Sometimes, it’s fairly easy to work out where the camera should be. In an arcade racing game, the obvious target is the player’s car; and the player will want to see where they are driving. So, you need to position the camera somewhere behind and above the car, looking somewhere in front of it. Of course, you’ll want the camera to follow the car as it turns, and if the player reverses into a wall you need to make sure the camera doesn’t go on the other side of the wall, but still, this is pretty straightforward. (An example from a non-racing game might include the early Tomb Raiders, and I think the Gears of War over-the-shoulder camera probably belongs here as well).
Example: Project Gotham Racing 4.
Another example of this category is to be found in the RTS genre. Here, the camera looks at the units or terrain the player is interested in, but the player can control where it looks at them from. Assuming you position the camera high enough not to bump into buildings and trees, again, this is quite straightforward – store the look-at point and move it around the battlefield, then let the player control the angle they want to view it from, and position the camera a fixed distance in that direction.
Example: Age of Empires 3.
So finally we come to the most interesting cameras of all, and the ones I will be concentrating on in this mini-series: the third-person camera. In games of this kind, the camera and the player are controlled independently. The camera must move around the game world, giving a good view of the player character, while moving around and among the terrain the player moves around and among. There are some very difficult (and hence interesting) problems to overcome – how do you stop the camera going through walls? How do you ensure there is always a good view of the player? To what extent should you let the player control the camera position – and even more importantly, to what extent should you require them to? Games with cameras like this include platformers, like Mario or Banjo Kazooie; parkour-style action games like Prince of Persia; and adventures or RPGs like Fable, or, of course, Kameo.
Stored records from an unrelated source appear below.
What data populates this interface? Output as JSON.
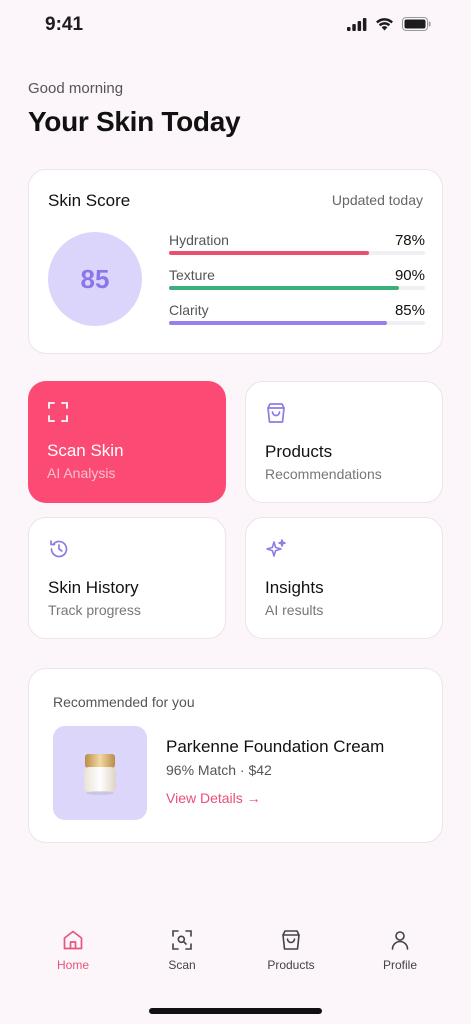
{
  "status": {
    "time": "9:41"
  },
  "greeting": "Good morning",
  "title": "Your Skin Today",
  "score_card": {
    "title": "Skin Score",
    "updated": "Updated today",
    "score": "85",
    "score_color": "#8b76e9",
    "metrics": [
      {
        "label": "Hydration",
        "value": "78%",
        "fraction": 0.78,
        "color": "#e9506e"
      },
      {
        "label": "Texture",
        "value": "90%",
        "fraction": 0.9,
        "color": "#3bb07d"
      },
      {
        "label": "Clarity",
        "value": "85%",
        "fraction": 0.85,
        "color": "#9a7ef0"
      }
    ]
  },
  "tiles": [
    {
      "title": "Scan Skin",
      "subtitle": "AI Analysis",
      "icon": "scan-frame-icon"
    },
    {
      "title": "Products",
      "subtitle": "Recommendations",
      "icon": "shopping-bag-icon"
    },
    {
      "title": "Skin History",
      "subtitle": "Track progress",
      "icon": "history-clock-icon"
    },
    {
      "title": "Insights",
      "subtitle": "AI results",
      "icon": "sparkle-icon"
    }
  ],
  "recommendation": {
    "heading": "Recommended for you",
    "name": "Parkenne Foundation Cream",
    "meta": "96% Match · $42",
    "link": "View Details →"
  },
  "nav": {
    "items": [
      {
        "label": "Home",
        "icon": "home-icon",
        "active": true
      },
      {
        "label": "Scan",
        "icon": "scan-icon",
        "active": false
      },
      {
        "label": "Products",
        "icon": "shopping-bag-icon",
        "active": false
      },
      {
        "label": "Profile",
        "icon": "user-icon",
        "active": false
      }
    ],
    "active_color": "#e8557b",
    "accent": "#fb4a74"
  }
}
Check out this screenshot of Kameo in action. She’s standing among the tall grass now, cheekily glancing back at the camera – but she could move in any direction and the camera would have to follow her. She could go for a swim, run around the tree, move right up to the edge of the cliff, go into the house; climb to the very top of the castle and jump off it. No matter what she does, the camera has to follow her, and show her doing it in a way the player can understand and react to. That’s not easy! But it is absolutely fascinating. I hope this series will demonstrate that, and you’ll find it entertaining and useful.
Anyway I’m moving house next week – so not sure when the next update will be – so, until next time, farewell from me…!